__DATASET CONTENT__
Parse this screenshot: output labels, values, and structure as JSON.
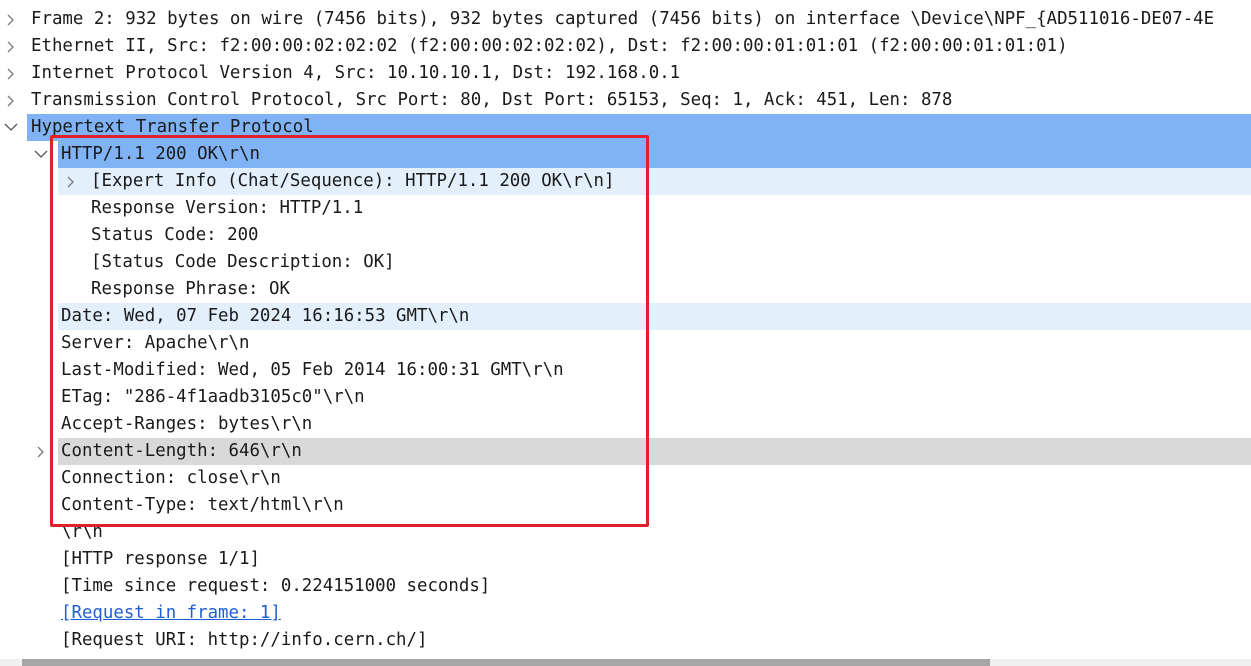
{
  "packet_details": {
    "rows": [
      {
        "text": "Frame 2: 932 bytes on wire (7456 bits), 932 bytes captured (7456 bits) on interface \\Device\\NPF_{AD511016-DE07-4E"
      },
      {
        "text": "Ethernet II, Src: f2:00:00:02:02:02 (f2:00:00:02:02:02), Dst: f2:00:00:01:01:01 (f2:00:00:01:01:01)"
      },
      {
        "text": "Internet Protocol Version 4, Src: 10.10.10.1, Dst: 192.168.0.1"
      },
      {
        "text": "Transmission Control Protocol, Src Port: 80, Dst Port: 65153, Seq: 1, Ack: 451, Len: 878"
      },
      {
        "text": "Hypertext Transfer Protocol"
      },
      {
        "text": "HTTP/1.1 200 OK\\r\\n"
      },
      {
        "text": "[Expert Info (Chat/Sequence): HTTP/1.1 200 OK\\r\\n]"
      },
      {
        "text": "Response Version: HTTP/1.1"
      },
      {
        "text": "Status Code: 200"
      },
      {
        "text": "[Status Code Description: OK]"
      },
      {
        "text": "Response Phrase: OK"
      },
      {
        "text": "Date: Wed, 07 Feb 2024 16:16:53 GMT\\r\\n"
      },
      {
        "text": "Server: Apache\\r\\n"
      },
      {
        "text": "Last-Modified: Wed, 05 Feb 2014 16:00:31 GMT\\r\\n"
      },
      {
        "text": "ETag: \"286-4f1aadb3105c0\"\\r\\n"
      },
      {
        "text": "Accept-Ranges: bytes\\r\\n"
      },
      {
        "text": "Content-Length: 646\\r\\n"
      },
      {
        "text": "Connection: close\\r\\n"
      },
      {
        "text": "Content-Type: text/html\\r\\n"
      },
      {
        "text": "\\r\\n"
      },
      {
        "text": "[HTTP response 1/1]"
      },
      {
        "text": "[Time since request: 0.224151000 seconds]"
      },
      {
        "text": "[Request in frame: 1]"
      },
      {
        "text": "[Request URI: http://info.cern.ch/]"
      }
    ]
  },
  "colors": {
    "selected_row": "#7fb3f5",
    "related_row": "#e3effb",
    "hover_row": "#d9d9d9",
    "annotation_box": "#e0202a",
    "link": "#1f5fd6"
  },
  "icons": {
    "collapsed": "chevron-right-icon",
    "expanded": "chevron-down-icon"
  }
}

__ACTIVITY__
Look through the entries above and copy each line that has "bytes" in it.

__ANSWER TO THIS EXERCISE__
        "text": "Frame 2: 932 bytes on wire (7456 bits), 932 bytes captured (7456 bits) on interface \\Device\\NPF_{AD511016-DE07-4E"
        "text": "Accept-Ranges: bytes\\r\\n"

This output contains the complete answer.